The important fact is that your content, however well-researched and written, isn’t worth a dime if users can’t find it on Google, social media, or in their inbox. That’s basically the same result as if you haven’t invested any time and money (which you would, at this point) in making of it.

Now is the time to revisit your tip inventory and look up the emails of experts. You’re going to reach out to them with a quick comment on their original post and a link to the post where you’ve used their quote.

The imperative is that you create the content of high quality so that experts can appreciate your email.

That’s it – more or less – when it comes to promotion. Just a respectful message to an expert.

You can wrap it up by asking them to share your content with their audience.

If they’re going to share your link in a blog post, you’ll get bonus points in the SEO game. It’ll be easier for you to rank high on Google, especially if the competition is low.

Naturally, there are other methods of content promotion, but this one is just an extension of the way you get data in the first place: by creating an inventory of tips and collecting expert’s emails.

Therefore your initial research becomes more valuable if you use this method of content promotion, namely blogger outreach.


If you want to get into B2B content marketing, there are three important numbers to track.

One of them, revenue, is ultimately more important than the other two, number of website visitors and leads, but I think it’s not a proper metric for measuring the effectiveness of B2B content marketing.

The number of leads is arguably the optimal metric for that.

To put it bluntly, content can get you leads, but not sales if you’re in B2B marketing; why would you hold content accountable for the sales results?

By tracking the number of visitors and leads, you can analyze and tweak the strategy until you find something that brings in the results you want.
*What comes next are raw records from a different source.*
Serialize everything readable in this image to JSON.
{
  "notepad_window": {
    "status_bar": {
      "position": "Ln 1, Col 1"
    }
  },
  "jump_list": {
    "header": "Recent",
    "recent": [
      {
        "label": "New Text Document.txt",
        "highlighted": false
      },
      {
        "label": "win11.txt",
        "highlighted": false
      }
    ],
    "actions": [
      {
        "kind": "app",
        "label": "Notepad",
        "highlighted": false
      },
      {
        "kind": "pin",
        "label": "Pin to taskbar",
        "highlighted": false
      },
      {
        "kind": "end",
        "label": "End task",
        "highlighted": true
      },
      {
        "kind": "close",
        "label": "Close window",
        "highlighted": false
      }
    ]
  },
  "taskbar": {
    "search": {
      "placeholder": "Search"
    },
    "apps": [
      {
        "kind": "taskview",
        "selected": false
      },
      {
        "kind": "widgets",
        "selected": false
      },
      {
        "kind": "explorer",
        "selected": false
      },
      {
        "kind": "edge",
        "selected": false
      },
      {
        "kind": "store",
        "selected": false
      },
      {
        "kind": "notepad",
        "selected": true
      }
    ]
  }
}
And then try to scale whatever you’re doing right.

A good way to start is with educational, “how-to” posts.

You can create them by following the steps outlined above and see the results you get. My advice is to take this article just as a starting point for your own experiments.

Graham Burtons is a writer and content strategist from Wyoming. He’s proud of being a freelancer who only writes about topics of his interest. When he’s not crouched over his laptop, you can find him on hiking trips and in nice restaurants all over the country.

Content stock photo by